E-2 Treaty Investor Visa

This visa option is for business owners that wish to start a company in the U.S. and who want to actively manage and direct the operations of the business in the U.S..  In order to qualify for an E-2 Visa, you must either start or buy a business that you plan to run, and you must invest a certain amount of money in the business.  The actual investment amount depends on the type of business you start.  Additionally, the investment must create jobs (no specific number of jobs) for more than just you and/or your family.  Finally, you must be a foreign national from one of the treaty countries (see list) (note that India and China are not on this list).

O-1 Extraordinary Ability Visa

This visa option is available to entrepreneurs with extraordinary talents in the sciences, arts, education, or business.  Generally, an entrepreneur able to demonstrate that (1) there are published articles about their business/skills in major media; (2) they will receive a high salary evidenced by contracts; and (3) they will be employed in a critical or essential capacity for organizations with distinguished reputations, may be able to obtain this visa to work for their own start-up company.  The full list of qualifications to be proved can be seen here.  This visa is available for 3 years initially with one year extensions thereafter.  

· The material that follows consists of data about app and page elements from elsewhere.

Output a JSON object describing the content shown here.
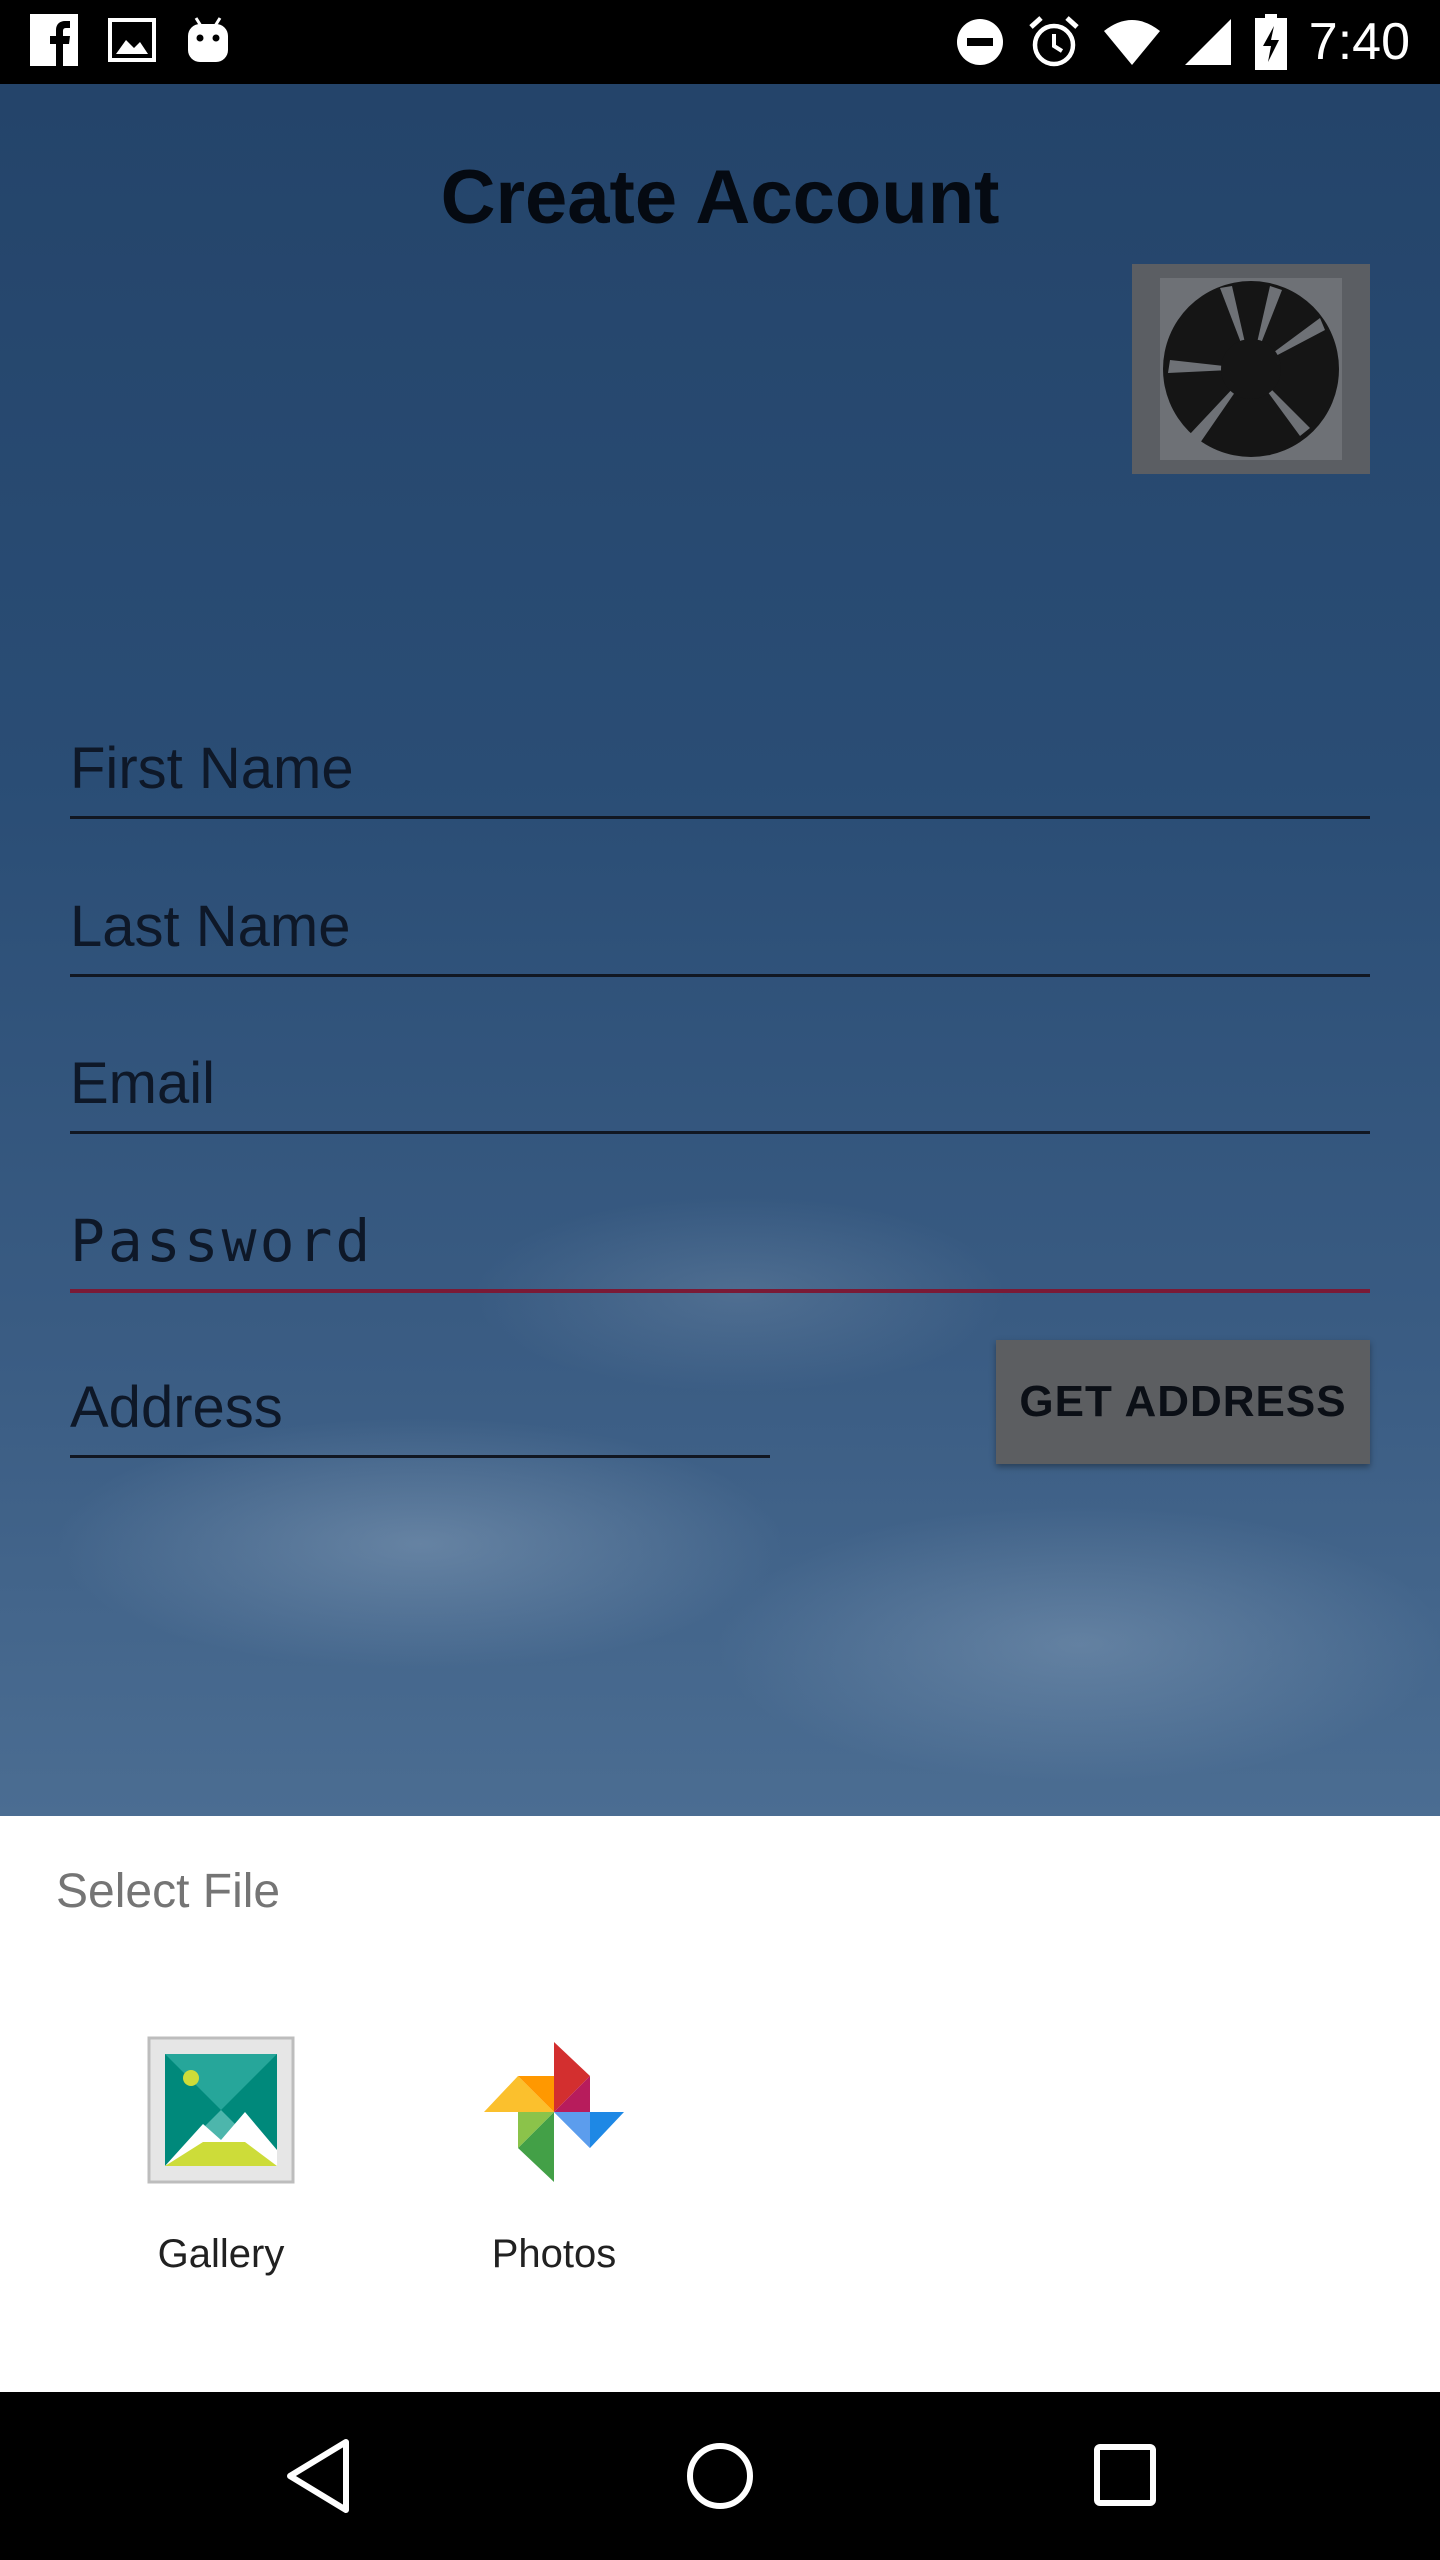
{
  "statusbar": {
    "time": "7:40",
    "left_icons": [
      "facebook-icon",
      "image-icon",
      "android-icon"
    ],
    "right_icons": [
      "do-not-disturb-icon",
      "alarm-icon",
      "wifi-icon",
      "signal-icon",
      "battery-charging-icon"
    ]
  },
  "app": {
    "title": "Create Account",
    "fields": {
      "first_name": "First Name",
      "last_name": "Last Name",
      "email": "Email",
      "password": "Password",
      "address": "Address"
    },
    "get_address_label": "GET ADDRESS"
  },
  "sheet": {
    "title": "Select File",
    "options": [
      {
        "label": "Gallery",
        "icon": "gallery-icon"
      },
      {
        "label": "Photos",
        "icon": "photos-icon"
      }
    ]
  },
  "navbar": {
    "buttons": [
      "back-icon",
      "home-icon",
      "recents-icon"
    ]
  }
}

EB-5 Immigrant Investor Visa 

The EB-5 immigrant visa is the only option that provides a “green card” (i.e. U.S. permanent residency) directly.  The EB-5 visa is a great visa option if you have a large amount of capital (either $500,000 or $1,000,000) that you would like to invest in a new commercial enterprise.  Generally, to get an EB-5 visa you must: (1) invest or be actively in the process of investing either $1,000,000 USD in a commercial enterprise or $500,000 USD in a targeted employment area (an area that has experienced unemployment of at least 150% of national average rate or a rural area); (2) show that the funds come from a legitimate source; (3) prove the entire amount of the investment is active or at risk (this means that you cannot just be thinking about buying a business and you have to actually put capital up that could be lost); (4) make the investment in a “new” or “existing business enterprise” (this allows you to create your own business or buy one); and (5) demonstrate that the investment directly or indirectly results in the creation of 10 full time jobs.

As the U.S. realizes the need to enhance the immigration options for entrepreneurs and investors, there continues to be debate centered around options for investors and entrepreneurs.  To learn more, please contact our office and visit USCIS website on entrepreneur pathways.